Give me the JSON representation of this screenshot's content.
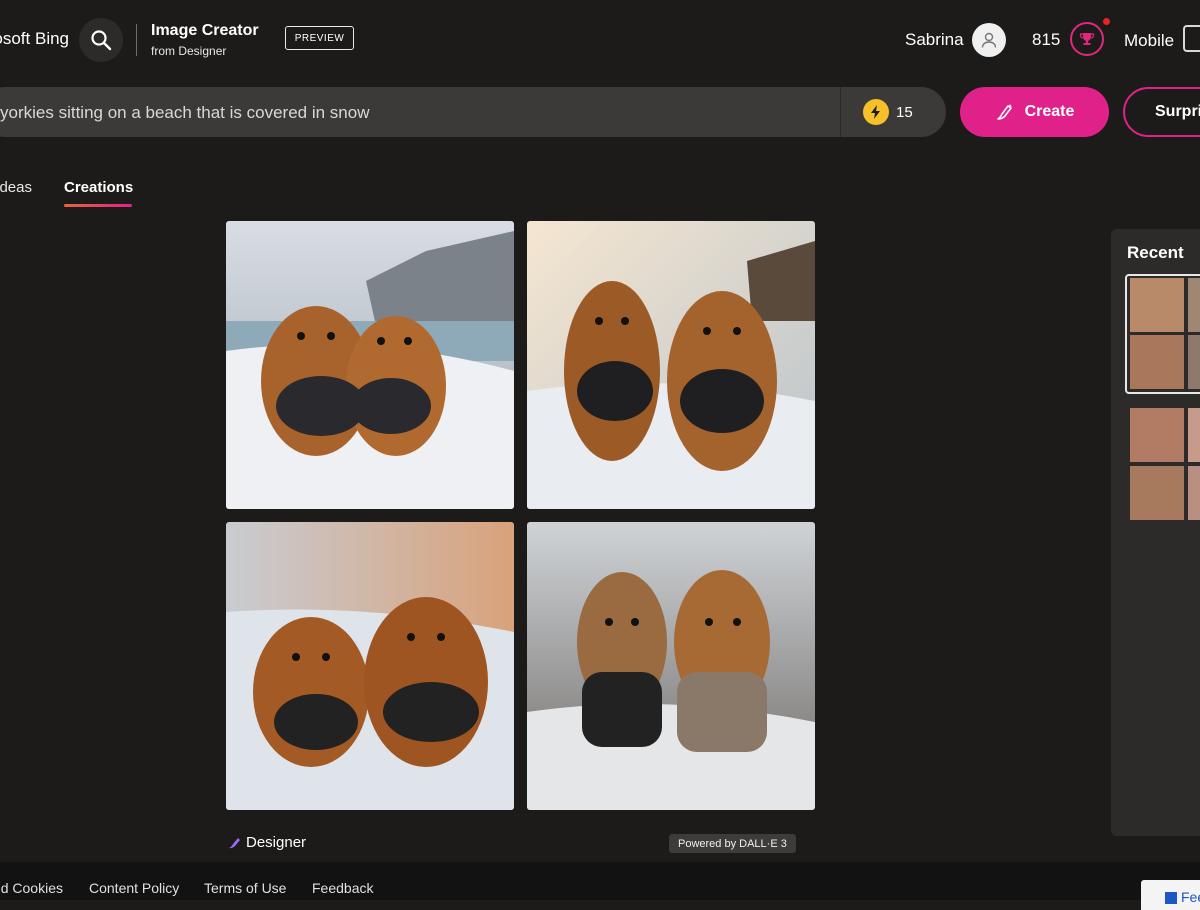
{
  "header": {
    "brand": "Microsoft Bing",
    "app_title": "Image Creator",
    "app_subtitle": "from Designer",
    "preview_badge": "PREVIEW",
    "user_name": "Sabrina",
    "points": "815",
    "mobile_label": "Mobile"
  },
  "prompt": {
    "text": "yorkies sitting on a beach that is covered in snow",
    "boosts": "15",
    "create_label": "Create",
    "surprise_label": "Surprise Me"
  },
  "tabs": {
    "ideas": "Ideas",
    "creations": "Creations"
  },
  "results": {
    "designer_label": "Designer",
    "powered_by": "Powered by DALL·E 3",
    "images": [
      "Yorkies on snowy beach 1",
      "Yorkies on snowy beach 2",
      "Yorkies on snowy beach 3",
      "Yorkies on snowy beach 4"
    ]
  },
  "recent": {
    "title": "Recent"
  },
  "footer": {
    "links": [
      "Privacy and Cookies",
      "Content Policy",
      "Terms of Use",
      "Feedback"
    ],
    "feedback_button": "Feedback"
  },
  "colors": {
    "background": "#1c1b1a",
    "accent": "#e0218a",
    "boost": "#f5c02a"
  }
}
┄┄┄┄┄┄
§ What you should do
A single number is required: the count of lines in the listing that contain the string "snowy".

§ Solution for this problem
4